Forty-seven percent support Bolduc, 45.7 percent back Hassan, and 3.2 percent are undecided. Libertarian Jeremy Kauffman has 4 percent.
Among Hispanics, Bolduc leads 70.2 – 17.7 percent over Hassan. Among black voters, Hassan only holds a 19.9-point lead (34.7 – 54.6 percent). Among white voters, Bolduc leads (46.9 – 46.4 percent).
The general also polled better than Hassan in every age demographic except 65 and older, likely because of her history as a former governor of the Granite State.
The survey sampled 2022 general election voters from October 30 through November 1, with a 2.9 percent margin of error. Respondents included 44 percent Democrat, 35 percent Republican, and 21 percent unaffiliated.
China's tech sector is scrambling to snap up experienced engineers from foreign companies that are scaling back operations in the country amid a crackdown by the U.S.
When word got out recently that U.S. chip developer Marvell was laying off hundreds of workers in China, job postings from top Chinese tech companies and local chip companies targeting them went up almost immediately. The companies seeking talent range from tech heavyweights like Alibaba Group Holding and Huawei Technologies to local chip developers.
"Looking forward to seeing resumes from our dear peers from Marvell. Come work with Alibaba Cloud to develop storage-related products," said Zhu Zongpeng, senior engineering specialist at Alibaba, in a post on Maimai, China's version of LinkedIn.
"We welcome any Marvell employees who want to work with us," a human resources manager at the world's top drone maker DJI wrote on professional networking website MaiMai. "I am always online."
Africa Intelligence website said the Libyan American Alliance, chaired by Esam Omeish, is gearing up to deal another legal blow against Khalifa Haftar and has appointed as legal counsel for the plaintiffs lawyer Miya Griggs, who is close to the group.
The French website added that the plaintiffs are suing Haftar in the US state of Virginia and are seeking millions of dollars over a January 2020 attack on a military academy in Tripoli.
It said that alongside Ashraf Wajih Nubani, Griggs is representing three relatives of people who died on 4 January 2020 in a bombing raid on the military academy in Tripoli, when the capital was under siege by Haftar’s forces.
“The plaintiffs – Othman Bin Amara, Anas Al-Tayra and Miftah Al-Haris – are seeking $10m in compensatory damages and $10m in punitive damages for extrajudicial killings and torture. The case will be heard in the States by Judge Rossie David Alston Jr. whom then president Donald Trump appointed in in June 2019.” Africa Intelligence added.
They are falling like ninepins, and the Tories have now given the weary people of Britain yet another prime minister. And what a catch: stupendously wealthy, youthful – the youngest in two centuries – and a lawbreaker. As Chancellor of the Exchequer in the government of Boris Johnson, he was fined for breaches during the partygate scandal, despite telling the Commons that he had attended no illegal gatherings.

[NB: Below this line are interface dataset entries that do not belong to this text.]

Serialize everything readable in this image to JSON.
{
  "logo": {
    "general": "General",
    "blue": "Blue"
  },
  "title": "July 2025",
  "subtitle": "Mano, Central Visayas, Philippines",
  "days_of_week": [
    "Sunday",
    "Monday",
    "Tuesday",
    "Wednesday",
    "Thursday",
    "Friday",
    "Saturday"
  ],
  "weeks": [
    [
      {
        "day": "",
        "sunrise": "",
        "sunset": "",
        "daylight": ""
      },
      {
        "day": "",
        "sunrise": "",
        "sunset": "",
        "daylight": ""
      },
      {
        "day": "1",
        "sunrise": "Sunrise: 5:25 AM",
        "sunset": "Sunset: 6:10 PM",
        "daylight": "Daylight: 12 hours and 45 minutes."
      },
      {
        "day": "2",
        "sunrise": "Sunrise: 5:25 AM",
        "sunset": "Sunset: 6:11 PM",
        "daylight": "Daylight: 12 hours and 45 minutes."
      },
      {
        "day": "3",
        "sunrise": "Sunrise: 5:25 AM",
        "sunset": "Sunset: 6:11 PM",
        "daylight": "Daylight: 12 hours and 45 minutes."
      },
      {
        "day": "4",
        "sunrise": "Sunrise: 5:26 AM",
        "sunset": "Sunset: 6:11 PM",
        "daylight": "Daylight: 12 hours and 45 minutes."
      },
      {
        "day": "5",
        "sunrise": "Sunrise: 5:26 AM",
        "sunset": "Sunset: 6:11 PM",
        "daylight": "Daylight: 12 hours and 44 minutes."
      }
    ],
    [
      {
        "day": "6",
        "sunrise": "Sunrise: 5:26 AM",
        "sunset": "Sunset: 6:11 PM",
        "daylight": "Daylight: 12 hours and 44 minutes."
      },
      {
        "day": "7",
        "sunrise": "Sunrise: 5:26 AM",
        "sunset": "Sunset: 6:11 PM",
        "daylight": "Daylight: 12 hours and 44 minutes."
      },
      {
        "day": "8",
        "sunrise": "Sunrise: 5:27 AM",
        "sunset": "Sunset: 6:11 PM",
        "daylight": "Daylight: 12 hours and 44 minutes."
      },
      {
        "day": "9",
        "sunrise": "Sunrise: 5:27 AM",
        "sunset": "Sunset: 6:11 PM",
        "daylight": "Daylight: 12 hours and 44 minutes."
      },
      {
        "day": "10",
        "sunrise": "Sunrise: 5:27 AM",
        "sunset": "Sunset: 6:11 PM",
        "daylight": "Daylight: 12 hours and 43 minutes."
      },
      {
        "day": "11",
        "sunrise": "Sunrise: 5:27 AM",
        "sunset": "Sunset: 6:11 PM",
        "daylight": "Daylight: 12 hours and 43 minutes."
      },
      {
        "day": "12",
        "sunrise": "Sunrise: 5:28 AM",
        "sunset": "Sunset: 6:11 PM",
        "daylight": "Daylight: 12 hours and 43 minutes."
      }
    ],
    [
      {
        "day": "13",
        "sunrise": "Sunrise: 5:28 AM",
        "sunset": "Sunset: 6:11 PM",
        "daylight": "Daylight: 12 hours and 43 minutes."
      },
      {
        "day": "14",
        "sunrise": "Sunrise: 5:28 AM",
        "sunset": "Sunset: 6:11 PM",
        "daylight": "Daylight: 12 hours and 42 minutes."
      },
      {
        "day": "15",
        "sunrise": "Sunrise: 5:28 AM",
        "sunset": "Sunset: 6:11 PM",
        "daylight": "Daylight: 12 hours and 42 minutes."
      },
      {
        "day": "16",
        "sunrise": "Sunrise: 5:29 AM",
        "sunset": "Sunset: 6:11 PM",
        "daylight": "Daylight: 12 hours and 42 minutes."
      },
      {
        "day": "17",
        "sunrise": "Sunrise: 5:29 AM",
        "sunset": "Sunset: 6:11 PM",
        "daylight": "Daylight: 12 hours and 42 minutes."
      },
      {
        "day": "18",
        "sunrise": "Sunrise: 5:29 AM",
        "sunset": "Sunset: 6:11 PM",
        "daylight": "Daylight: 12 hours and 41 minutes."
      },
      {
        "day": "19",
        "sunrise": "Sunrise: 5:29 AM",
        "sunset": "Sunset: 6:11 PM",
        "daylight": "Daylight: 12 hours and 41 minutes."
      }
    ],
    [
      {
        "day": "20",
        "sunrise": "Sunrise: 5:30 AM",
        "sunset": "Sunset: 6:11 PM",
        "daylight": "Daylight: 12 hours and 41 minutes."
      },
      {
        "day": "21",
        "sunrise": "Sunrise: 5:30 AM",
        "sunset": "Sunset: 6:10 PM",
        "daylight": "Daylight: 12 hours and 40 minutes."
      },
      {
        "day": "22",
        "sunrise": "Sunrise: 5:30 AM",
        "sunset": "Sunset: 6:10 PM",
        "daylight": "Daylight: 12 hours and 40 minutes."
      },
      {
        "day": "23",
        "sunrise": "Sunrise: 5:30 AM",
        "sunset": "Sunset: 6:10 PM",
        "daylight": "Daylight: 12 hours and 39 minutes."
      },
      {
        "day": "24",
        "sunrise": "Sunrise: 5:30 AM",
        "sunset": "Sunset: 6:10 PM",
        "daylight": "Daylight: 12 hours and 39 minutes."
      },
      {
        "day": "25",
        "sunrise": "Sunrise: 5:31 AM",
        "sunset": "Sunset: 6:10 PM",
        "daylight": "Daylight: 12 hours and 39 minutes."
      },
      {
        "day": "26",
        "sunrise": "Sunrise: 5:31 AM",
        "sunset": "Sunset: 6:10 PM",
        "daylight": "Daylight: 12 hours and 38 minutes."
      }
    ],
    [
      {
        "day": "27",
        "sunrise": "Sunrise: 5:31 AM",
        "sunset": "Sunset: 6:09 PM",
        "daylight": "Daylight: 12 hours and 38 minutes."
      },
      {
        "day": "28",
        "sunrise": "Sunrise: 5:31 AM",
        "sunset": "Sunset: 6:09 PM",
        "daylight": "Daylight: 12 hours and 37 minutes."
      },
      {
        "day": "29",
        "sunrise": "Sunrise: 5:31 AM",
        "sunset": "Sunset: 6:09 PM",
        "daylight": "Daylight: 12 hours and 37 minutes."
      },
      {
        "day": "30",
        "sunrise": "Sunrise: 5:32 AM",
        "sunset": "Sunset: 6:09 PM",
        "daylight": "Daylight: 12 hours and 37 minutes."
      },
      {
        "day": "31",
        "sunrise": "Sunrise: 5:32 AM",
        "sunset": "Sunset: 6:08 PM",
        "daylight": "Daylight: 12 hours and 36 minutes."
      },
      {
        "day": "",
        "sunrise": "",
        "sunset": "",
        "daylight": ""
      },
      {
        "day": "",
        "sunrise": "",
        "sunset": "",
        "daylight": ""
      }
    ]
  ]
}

The statement released in response to the fine was ice cool, belying the fact that he had become the first Chancellor ever charged with an offence while in office. “I understand that for figures in public office, the rules must be applied stringently in order to maintain public confidence.” He respected “the decision that has been made and have paid the fine.” The outcome was always likely: not paying could have landed him in an even stickier situation.
Being sly with regulations is obviously something that runs in the family. Sunak’s wife, Akshata Murty, ran into some trouble earlier this year when attention was brought to her non-domiciled (non-dom) status in the UK. She owns a jaw dropping £700 million in shares in the Indian IT giant Infosys, from which she received £11.6 million in dividend income last year.
Declaring one’s domicile to be in another country can be a fine money saver: in this case, £2.1 million a year. But Murty wanted to be generous and gracious – at least for her husband’s political ambitions. “I understand and appreciate the British sense of fairness and I do not wish my tax status to be a distraction for my husband or to affect my family.”